**Exercise directions**: When you write out the records, keep every word exact and drop the pictures.
= Beginning of Section =
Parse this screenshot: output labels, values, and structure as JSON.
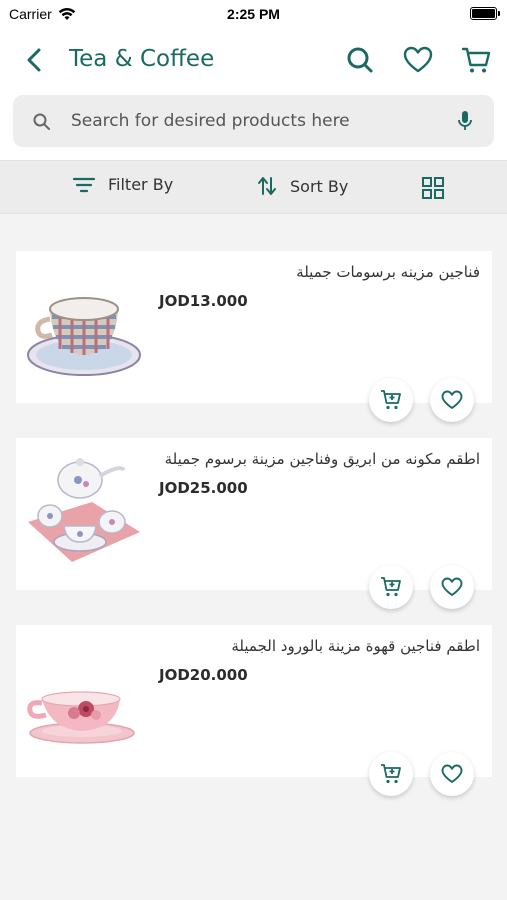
{
  "status_bar": {
    "carrier": "Carrier",
    "time": "2:25 PM"
  },
  "header": {
    "title": "Tea & Coffee",
    "accent_color": "#1a6a62",
    "icons": [
      "back-arrow-icon",
      "search-icon",
      "heart-icon",
      "cart-icon"
    ]
  },
  "search": {
    "placeholder": "Search for desired products here",
    "value": ""
  },
  "filter_bar": {
    "filter_label": "Filter By",
    "sort_label": "Sort By"
  },
  "products": [
    {
      "name": "فناجين مزينه برسومات جميلة",
      "price": "JOD13.000"
    },
    {
      "name": "اطقم مكونه من ابريق وفناجين مزينة برسوم جميلة",
      "price": "JOD25.000"
    },
    {
      "name": "اطقم فناجين قهوة مزينة بالورود الجميلة",
      "price": "JOD20.000"
    }
  ]
}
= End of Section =
**Exercise solution**:
Parse this screenshot: output labels, values, and structure as JSON.
{
  "status_bar": {
    "carrier": "Carrier",
    "time": "2:25 PM"
  },
  "header": {
    "title": "Tea & Coffee",
    "accent_color": "#1a6a62",
    "icons": [
      "back-arrow-icon",
      "search-icon",
      "heart-icon",
      "cart-icon"
    ]
  },
  "search": {
    "placeholder": "Search for desired products here",
    "value": ""
  },
  "filter_bar": {
    "filter_label": "Filter By",
    "sort_label": "Sort By"
  },
  "products": [
    {
      "name": "فناجين مزينه برسومات جميلة",
      "price": "JOD13.000"
    },
    {
      "name": "اطقم مكونه من ابريق وفناجين مزينة برسوم جميلة",
      "price": "JOD25.000"
    },
    {
      "name": "اطقم فناجين قهوة مزينة بالورود الجميلة",
      "price": "JOD20.000"
    }
  ]
}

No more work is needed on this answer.